"As a science-led organisation, we are passionate about supporting the next generation of scientists who can drive forward the UK's science base. And by teaming up with the McLaren Group to develop this exciting programme, we're confident that we have created something very special for students."

The Pit Stop Challenge will encourage students to investigate how science can help the McLaren pit crew team address some of the issues that affect their performance as they travel across the globe during the grand prix season. The team routinely faces problems of jet lag, sleep deprivation, heat and humidity, and not drinking enough water.

The competition finalists will present to a panel of judges at GSK's new Human Performance Lab, which is a research facility set up to work with professional athletes, sports National Governing Bodies, sports teams, military personal and extreme explorers to better understand how the body and brain function. The winning team will have an exclusive opportunity to visit the McLaren Technology Centre in Woking.
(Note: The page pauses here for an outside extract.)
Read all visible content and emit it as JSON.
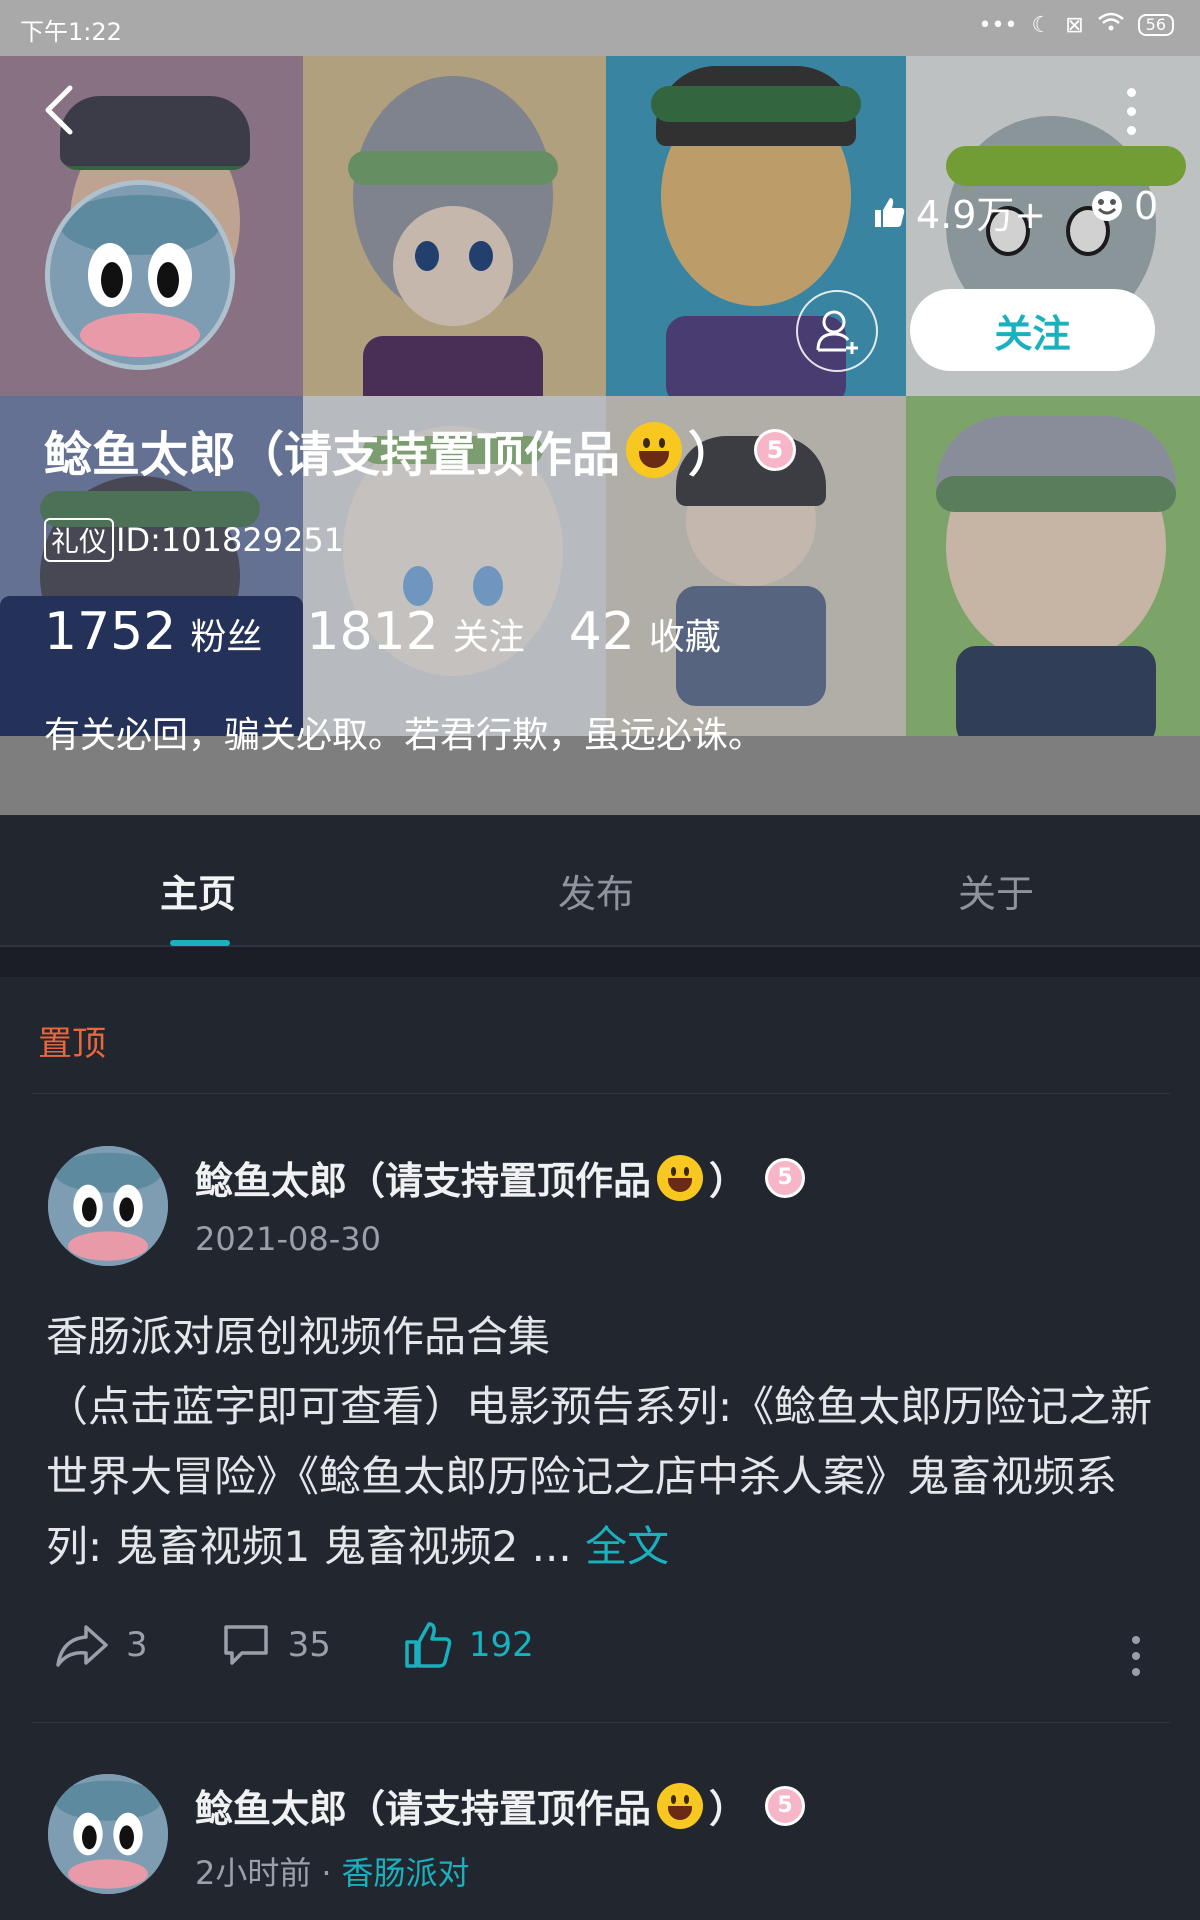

"Today's students are the scientists and engineers of tomorrow," team principal Martin Whitmarsh pointed out, "They will tackle the global challenges of the 21st century and, in so doing, will change the world. But, unfortunately, not enough young people realise just how exciting, creative and varied jobs in science and engineering can be and we are letting invaluable talent slip away as a result. Hopefully we can use the excitement and drama of F1 to demonstrate that today's careers in science and engineering are very different from the old stereotypes and we can encourage more young people to choose STEM subjects."